Exercise data
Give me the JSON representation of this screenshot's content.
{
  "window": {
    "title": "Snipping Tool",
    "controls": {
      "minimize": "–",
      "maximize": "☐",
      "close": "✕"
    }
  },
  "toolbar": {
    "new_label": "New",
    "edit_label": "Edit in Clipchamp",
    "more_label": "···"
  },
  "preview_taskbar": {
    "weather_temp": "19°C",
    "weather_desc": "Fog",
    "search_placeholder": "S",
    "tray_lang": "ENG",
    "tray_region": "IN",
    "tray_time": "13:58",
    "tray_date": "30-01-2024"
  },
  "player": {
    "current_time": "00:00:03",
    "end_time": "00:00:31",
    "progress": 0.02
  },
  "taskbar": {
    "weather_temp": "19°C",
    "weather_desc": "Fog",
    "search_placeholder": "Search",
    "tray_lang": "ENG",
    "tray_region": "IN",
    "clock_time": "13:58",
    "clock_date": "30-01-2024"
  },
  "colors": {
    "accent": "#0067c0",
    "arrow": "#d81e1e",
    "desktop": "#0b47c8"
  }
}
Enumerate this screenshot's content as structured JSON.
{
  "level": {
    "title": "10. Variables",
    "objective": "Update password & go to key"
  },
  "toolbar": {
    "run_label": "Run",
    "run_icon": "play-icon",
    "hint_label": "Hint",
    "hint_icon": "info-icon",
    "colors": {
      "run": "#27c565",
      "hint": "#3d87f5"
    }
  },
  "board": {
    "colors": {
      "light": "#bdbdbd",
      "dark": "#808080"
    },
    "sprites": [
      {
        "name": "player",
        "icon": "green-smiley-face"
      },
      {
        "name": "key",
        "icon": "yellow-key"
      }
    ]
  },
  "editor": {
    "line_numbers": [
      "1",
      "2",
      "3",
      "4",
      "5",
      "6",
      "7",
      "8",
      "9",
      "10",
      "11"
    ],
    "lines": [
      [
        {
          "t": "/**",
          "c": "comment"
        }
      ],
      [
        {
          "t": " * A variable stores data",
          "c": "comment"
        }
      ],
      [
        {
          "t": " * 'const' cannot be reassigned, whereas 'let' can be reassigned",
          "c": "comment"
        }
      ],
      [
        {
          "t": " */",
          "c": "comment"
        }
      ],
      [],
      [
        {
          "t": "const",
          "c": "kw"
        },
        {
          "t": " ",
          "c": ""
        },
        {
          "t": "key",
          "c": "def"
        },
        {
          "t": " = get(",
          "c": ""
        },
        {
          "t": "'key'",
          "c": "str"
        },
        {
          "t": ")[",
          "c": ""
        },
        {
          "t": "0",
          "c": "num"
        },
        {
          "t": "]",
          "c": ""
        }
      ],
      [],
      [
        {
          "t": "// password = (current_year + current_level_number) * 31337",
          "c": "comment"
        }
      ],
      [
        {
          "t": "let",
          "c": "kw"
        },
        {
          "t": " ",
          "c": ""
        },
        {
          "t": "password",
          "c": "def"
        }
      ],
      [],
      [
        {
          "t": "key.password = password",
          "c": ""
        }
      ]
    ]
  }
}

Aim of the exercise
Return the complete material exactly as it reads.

Solution to this task
Give me the JSON representation of this screenshot's content.
{
  "window": {
    "title": "Snipping Tool",
    "controls": {
      "minimize": "–",
      "maximize": "☐",
      "close": "✕"
    }
  },
  "toolbar": {
    "new_label": "New",
    "edit_label": "Edit in Clipchamp",
    "more_label": "···"
  },
  "preview_taskbar": {
    "weather_temp": "19°C",
    "weather_desc": "Fog",
    "search_placeholder": "S",
    "tray_lang": "ENG",
    "tray_region": "IN",
    "tray_time": "13:58",
    "tray_date": "30-01-2024"
  },
  "player": {
    "current_time": "00:00:03",
    "end_time": "00:00:31",
    "progress": 0.02
  },
  "taskbar": {
    "weather_temp": "19°C",
    "weather_desc": "Fog",
    "search_placeholder": "Search",
    "tray_lang": "ENG",
    "tray_region": "IN",
    "clock_time": "13:58",
    "clock_date": "30-01-2024"
  },
  "colors": {
    "accent": "#0067c0",
    "arrow": "#d81e1e",
    "desktop": "#0b47c8"
  }
}
Enumerate this screenshot's content as structured JSON.
{
  "level": {
    "title": "10. Variables",
    "objective": "Update password & go to key"
  },
  "toolbar": {
    "run_label": "Run",
    "run_icon": "play-icon",
    "hint_label": "Hint",
    "hint_icon": "info-icon",
    "colors": {
      "run": "#27c565",
      "hint": "#3d87f5"
    }
  },
  "board": {
    "colors": {
      "light": "#bdbdbd",
      "dark": "#808080"
    },
    "sprites": [
      {
        "name": "player",
        "icon": "green-smiley-face"
      },
      {
        "name": "key",
        "icon": "yellow-key"
      }
    ]
  },
  "editor": {
    "line_numbers": [
      "1",
      "2",
      "3",
      "4",
      "5",
      "6",
      "7",
      "8",
      "9",
      "10",
      "11"
    ],
    "lines": [
      [
        {
          "t": "/**",
          "c": "comment"
        }
      ],
      [
        {
          "t": " * A variable stores data",
          "c": "comment"
        }
      ],
      [
        {
          "t": " * 'const' cannot be reassigned, whereas 'let' can be reassigned",
          "c": "comment"
        }
      ],
      [
        {
          "t": " */",
          "c": "comment"
        }
      ],
      [],
      [
        {
          "t": "const",
          "c": "kw"
        },
        {
          "t": " ",
          "c": ""
        },
        {
          "t": "key",
          "c": "def"
        },
        {
          "t": " = get(",
          "c": ""
        },
        {
          "t": "'key'",
          "c": "str"
        },
        {
          "t": ")[",
          "c": ""
        },
        {
          "t": "0",
          "c": "num"
        },
        {
          "t": "]",
          "c": ""
        }
      ],
      [],
      [
        {
          "t": "// password = (current_year + current_level_number) * 31337",
          "c": "comment"
        }
      ],
      [
        {
          "t": "let",
          "c": "kw"
        },
        {
          "t": " ",
          "c": ""
        },
        {
          "t": "password",
          "c": "def"
        }
      ],
      [],
      [
        {
          "t": "key.password = password",
          "c": ""
        }
      ]
    ]
  }
}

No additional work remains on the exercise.